“At any given moment, you have the power to say ‘This is NOT how the story is going to end.’”
I’ve been writing – and rewriting – this letter to you for weeks, as I counted down to your angel day. Here it is, the fifth anniversary of the day that you left us, and I still can’t find the right words. Maybe that’s because there are none.
Andy, I miss you more than words can express.
But here I sit, still trying to find a way to describe the depth and breadth of my feelings for you. A way to say how much I love you without hyperbole. A metaphor that I haven’t used before. A literary device that will allow others to know you as intrinsically and fully as I do. To make them feel the cold emptiness of your loss on this hot June day. To wholly capture your essence and legacy on paper.
I’m just not a good enough writer.
And so people talk in platitudes about you – telling me that you’re in a better place, that you are at peace, that I need to embrace the blessings I have, that you’re watching over us all. Those words hold little solace for me.
Five years later, I’m still searching for meaning – something tangible and real to cling to in your absence. I’m still grappling, every day, with emotions that I can’t explain. I’m still fumbling with words when someone asks me how many children I have.
Or when your little sister Lucy, who is now almost four, asks me where you are.

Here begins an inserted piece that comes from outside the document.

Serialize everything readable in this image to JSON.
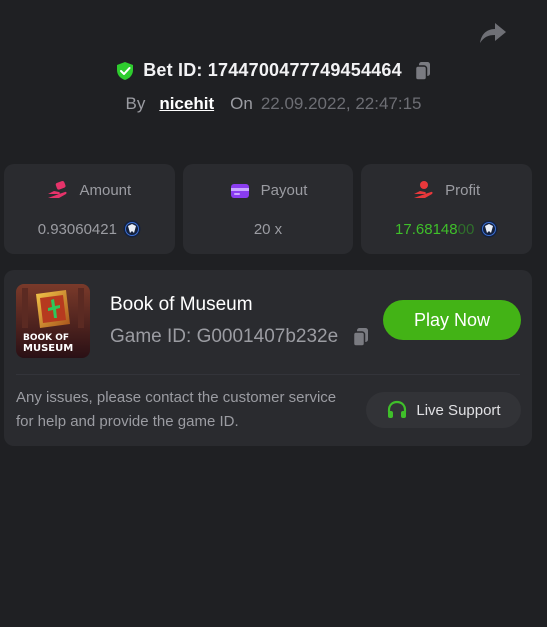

We are five years removed from your loss, but it is an entire lifetime for the siblings you never met. Everything has changed. You father and I are completely and irrevocably different people. What words are there to bridge the gap between who we were when you were here and who we are now? How can I translate my living, breathing memories of you into a language that your sister and brother understand?
To Lucy, you are a dragonfly in the summer sky. You are an angel with a broken wing, healed and flying in heaven. You are the thunder in a rainstorm and the rainbow after it. To your little brother Will, you are a smiling face in a picture and another character in a story. You’re not real to them, and that stark fact breaks my heart.
But, I won’t let your story end. Grief won’t silence me. I know nothing I say or write can bring you back to life – back to us – but I won’t stop trying.
So, today, on your fifth angel day – the day after you should have graduated from pre-kindergarten – I will gather Lucy and Will on my lap and tell them all about you once again. I will hold them close, breathing in their sweaty summer scent and remembering the smell of your skin. I will kiss the tops of their curly heads, so much like yours. And together we will begin to write the next chapter.
I love you always and forever,